In order to use isotope abundance to accurately date rocks, it is critical that all of the atoms in a mineral measured stay there, that none are washed in or away. Since Ur and Pb have different chemical properties, this can be a problem in some types of minerals. That said, with care, and using rocks that contain chemically inert minerals, like zircons, this method can be used to measure the age of rocks to an accuracy of within ~1% or better. These and other types of evidence support James Hutton’s (1726-1797) famous dictum that Earth is ancient, with “no vestige of a beginning, no prospect of an end.”46 We know now, however, that this statement is not accurate; while very, very old, Earth had a beginning, it coalesced around ~5 billion years ago, and it will disappear when the sun expands and engulfs it in about ~5.5 billion years from now.47

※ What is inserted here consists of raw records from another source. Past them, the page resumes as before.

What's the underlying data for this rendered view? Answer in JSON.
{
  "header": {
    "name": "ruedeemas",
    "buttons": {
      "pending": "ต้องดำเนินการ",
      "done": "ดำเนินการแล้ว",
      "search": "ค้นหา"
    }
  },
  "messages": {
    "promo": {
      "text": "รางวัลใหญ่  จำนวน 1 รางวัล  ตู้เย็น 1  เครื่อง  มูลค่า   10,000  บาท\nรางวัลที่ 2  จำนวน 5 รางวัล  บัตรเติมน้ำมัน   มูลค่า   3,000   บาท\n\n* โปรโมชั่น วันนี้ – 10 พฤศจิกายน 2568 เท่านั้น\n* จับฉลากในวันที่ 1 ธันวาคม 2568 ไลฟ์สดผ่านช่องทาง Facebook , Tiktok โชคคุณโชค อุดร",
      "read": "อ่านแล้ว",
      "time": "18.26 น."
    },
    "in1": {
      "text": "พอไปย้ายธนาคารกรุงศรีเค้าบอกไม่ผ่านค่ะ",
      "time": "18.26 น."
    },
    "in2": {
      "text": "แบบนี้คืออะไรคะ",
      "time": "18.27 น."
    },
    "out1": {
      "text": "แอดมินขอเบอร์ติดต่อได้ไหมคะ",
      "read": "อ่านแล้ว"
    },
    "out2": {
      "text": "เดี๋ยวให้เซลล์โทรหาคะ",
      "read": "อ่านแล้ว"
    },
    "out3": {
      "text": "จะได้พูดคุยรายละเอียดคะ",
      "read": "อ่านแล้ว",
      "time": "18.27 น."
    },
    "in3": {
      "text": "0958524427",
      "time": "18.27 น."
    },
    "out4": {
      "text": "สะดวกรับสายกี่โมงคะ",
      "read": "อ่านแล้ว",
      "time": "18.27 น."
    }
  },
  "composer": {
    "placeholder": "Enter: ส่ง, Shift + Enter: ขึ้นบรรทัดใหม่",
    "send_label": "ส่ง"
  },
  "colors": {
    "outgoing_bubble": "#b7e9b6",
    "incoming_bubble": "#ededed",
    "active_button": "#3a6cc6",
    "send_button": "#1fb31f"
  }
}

Now, back to fossils. There are many types of fossils. Chemical fossils are molecules that, as far as we know, are naturally produced only through biological processes.48 Their presence in ancient rock implies that living organisms were present at the time the rock formed. Chemical fossils first appear in rocks that are between ~3.8 to ~3.5 x 109 years old. What makes chemical fossils problematic is that there may be non-biological but currently undiscovered or unrecognized mechanisms that could have produced them, so we have to be cautious in our conclusions.

Moving from the molecular to the physical, there are what are known as trace fossils. These can be subtle or obvious. Organisms can settle on mud or sand and make impressions. Burrowing and slithering animals make tunnels or disrupt surface layers. Leaves and immotile organisms can leave impressions. Walking animals can leave footprints in sand, mud, or ash. How does this occur? If the ground is covered, compressed, and converted to rock, these various types of impressions can become fossils. Later erosion can then reveal these fossils. For example, if you live near Morrison, Colorado, you can visit the rock outcrop known as Dinosaur Ridge and see trace fossil dinosaur footprints; there may be similar examples near where you live.

We can learn a lot from trace fossils, they can reveal the general shape of an organism or its ability to move or to move in a particular way. To move, an organism must have some kind of muscle or alternative mobility system and probably some kind of nervous system that can integrate information and produce coordinated movements. Movement also suggests that the organisms that made the trace had something like a head and a tail. Tunneling organisms are likely to have had a month to ingest sediment, much like today’s earthworms - they were predators, eating the microbe they found in mud.

In addition to trace fossils, there are also the type of fossils that most people think about, which are known as structural fossils, namely the mineralized remains of the hard parts of organisms such as teeth, scales, shells, or bones. As organisms developed hard parts, fossilization, particularly of organisms living in environments where they could be buried within sediment before being dismembered and destroyed by predators or microbes, became more likely.

Unfortunately for us (as scientists), many and perhaps most types of organisms leave no trace when they die, in part because they live in places where fossilization is rare or impossible. Animals that live in woodlands, for example, rarely leave fossils. The absence of fossils for a particular type of organisms does not imply that these types of organisms do not have a long history, rather it means that the conditions where they lived and died or their body structure is not conducive to fossilization. Many types of living organisms have no fossil record at all, even though, as we will see, there is molecular evidence that they arose tens to hundreds of millions of years ago.

References

46 http://www.talkorigins.org/faqs/geohist.html

47 http://www.youtube.com/watch?v=iauIP8swfBY

48 Although as Wohler pointed out, they can be generated in the laboratory.

Contributors

  • Michael W. Klymkowsky (University of Colorado Boulder) and Melanie M. Cooper (Michigan State University) with significant contributions by Emina Begovic & some editorial assistance of Rebecca Klymkowsky.